Exercise description:
Can you print the data exactly and leave out each image?

(Records contained in a dataset)
_ _ _
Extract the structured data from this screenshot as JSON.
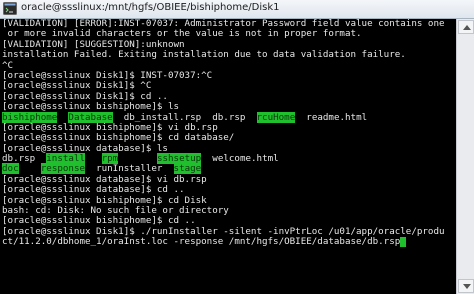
{
  "window": {
    "title": "oracle@ssslinux:/mnt/hgfs/OBIEE/bishiphome/Disk1"
  },
  "colors": {
    "terminal_bg": "#000000",
    "terminal_fg": "#e8e8e8",
    "highlight_bg": "#1fbf2e",
    "titlebar_bg": "#e6ecf2"
  },
  "icons": {
    "app": "terminal-app-icon",
    "scroll_up": "scroll-up-arrow-icon",
    "scroll_down": "scroll-down-arrow-icon"
  },
  "lines": [
    [
      {
        "t": "[VALIDATION] [ERROR]:INST-07037: Administrator Password field value contains one"
      }
    ],
    [
      {
        "t": " or more invalid characters or the value is not in proper format."
      }
    ],
    [
      {
        "t": "[VALIDATION] [SUGGESTION]:unknown"
      }
    ],
    [
      {
        "t": "installation Failed. Exiting installation due to data validation failure."
      }
    ],
    [
      {
        "t": "^C"
      }
    ],
    [
      {
        "t": "[oracle@ssslinux Disk1]$ INST-07037:^C"
      }
    ],
    [
      {
        "t": "[oracle@ssslinux Disk1]$ ^C"
      }
    ],
    [
      {
        "t": "[oracle@ssslinux Disk1]$ cd .."
      }
    ],
    [
      {
        "t": "[oracle@ssslinux bishiphome]$ ls"
      }
    ],
    [
      {
        "t": "bishiphome",
        "h": true
      },
      {
        "t": "  "
      },
      {
        "t": "Database",
        "h": true
      },
      {
        "t": "  db_install.rsp  db.rsp  "
      },
      {
        "t": "rcuHome",
        "h": true
      },
      {
        "t": "  readme.html"
      }
    ],
    [
      {
        "t": "[oracle@ssslinux bishiphome]$ vi db.rsp"
      }
    ],
    [
      {
        "t": "[oracle@ssslinux bishiphome]$ cd database/"
      }
    ],
    [
      {
        "t": "[oracle@ssslinux database]$ ls"
      }
    ],
    [
      {
        "t": "db.rsp  "
      },
      {
        "t": "install",
        "h": true
      },
      {
        "t": "   "
      },
      {
        "t": "rpm",
        "h": true
      },
      {
        "t": "       "
      },
      {
        "t": "sshsetup",
        "h": true
      },
      {
        "t": "  welcome.html"
      }
    ],
    [
      {
        "t": "doc",
        "h": true
      },
      {
        "t": "    "
      },
      {
        "t": "response",
        "h": true
      },
      {
        "t": "  runInstaller  "
      },
      {
        "t": "stage",
        "h": true
      }
    ],
    [
      {
        "t": "[oracle@ssslinux database]$ vi db.rsp"
      }
    ],
    [
      {
        "t": "[oracle@ssslinux database]$ cd .."
      }
    ],
    [
      {
        "t": "[oracle@ssslinux bishiphome]$ cd Disk"
      }
    ],
    [
      {
        "t": "bash: cd: Disk: No such file or directory"
      }
    ],
    [
      {
        "t": "[oracle@ssslinux bishiphome]$ cd .."
      }
    ],
    [
      {
        "t": "[oracle@ssslinux Disk1]$ ./runInstaller -silent -invPtrLoc /u01/app/oracle/produ"
      }
    ],
    [
      {
        "t": "ct/11.2.0/dbhome_1/oraInst.loc -response /mnt/hgfs/OBIEE/database/db.rsp"
      },
      {
        "cursor": true
      }
    ]
  ]
}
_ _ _
Task output:
Extract the structured data from this screenshot as JSON.
{
  "window": {
    "title": "oracle@ssslinux:/mnt/hgfs/OBIEE/bishiphome/Disk1"
  },
  "colors": {
    "terminal_bg": "#000000",
    "terminal_fg": "#e8e8e8",
    "highlight_bg": "#1fbf2e",
    "titlebar_bg": "#e6ecf2"
  },
  "icons": {
    "app": "terminal-app-icon",
    "scroll_up": "scroll-up-arrow-icon",
    "scroll_down": "scroll-down-arrow-icon"
  },
  "lines": [
    [
      {
        "t": "[VALIDATION] [ERROR]:INST-07037: Administrator Password field value contains one"
      }
    ],
    [
      {
        "t": " or more invalid characters or the value is not in proper format."
      }
    ],
    [
      {
        "t": "[VALIDATION] [SUGGESTION]:unknown"
      }
    ],
    [
      {
        "t": "installation Failed. Exiting installation due to data validation failure."
      }
    ],
    [
      {
        "t": "^C"
      }
    ],
    [
      {
        "t": "[oracle@ssslinux Disk1]$ INST-07037:^C"
      }
    ],
    [
      {
        "t": "[oracle@ssslinux Disk1]$ ^C"
      }
    ],
    [
      {
        "t": "[oracle@ssslinux Disk1]$ cd .."
      }
    ],
    [
      {
        "t": "[oracle@ssslinux bishiphome]$ ls"
      }
    ],
    [
      {
        "t": "bishiphome",
        "h": true
      },
      {
        "t": "  "
      },
      {
        "t": "Database",
        "h": true
      },
      {
        "t": "  db_install.rsp  db.rsp  "
      },
      {
        "t": "rcuHome",
        "h": true
      },
      {
        "t": "  readme.html"
      }
    ],
    [
      {
        "t": "[oracle@ssslinux bishiphome]$ vi db.rsp"
      }
    ],
    [
      {
        "t": "[oracle@ssslinux bishiphome]$ cd database/"
      }
    ],
    [
      {
        "t": "[oracle@ssslinux database]$ ls"
      }
    ],
    [
      {
        "t": "db.rsp  "
      },
      {
        "t": "install",
        "h": true
      },
      {
        "t": "   "
      },
      {
        "t": "rpm",
        "h": true
      },
      {
        "t": "       "
      },
      {
        "t": "sshsetup",
        "h": true
      },
      {
        "t": "  welcome.html"
      }
    ],
    [
      {
        "t": "doc",
        "h": true
      },
      {
        "t": "    "
      },
      {
        "t": "response",
        "h": true
      },
      {
        "t": "  runInstaller  "
      },
      {
        "t": "stage",
        "h": true
      }
    ],
    [
      {
        "t": "[oracle@ssslinux database]$ vi db.rsp"
      }
    ],
    [
      {
        "t": "[oracle@ssslinux database]$ cd .."
      }
    ],
    [
      {
        "t": "[oracle@ssslinux bishiphome]$ cd Disk"
      }
    ],
    [
      {
        "t": "bash: cd: Disk: No such file or directory"
      }
    ],
    [
      {
        "t": "[oracle@ssslinux bishiphome]$ cd .."
      }
    ],
    [
      {
        "t": "[oracle@ssslinux Disk1]$ ./runInstaller -silent -invPtrLoc /u01/app/oracle/produ"
      }
    ],
    [
      {
        "t": "ct/11.2.0/dbhome_1/oraInst.loc -response /mnt/hgfs/OBIEE/database/db.rsp"
      },
      {
        "cursor": true
      }
    ]
  ]
}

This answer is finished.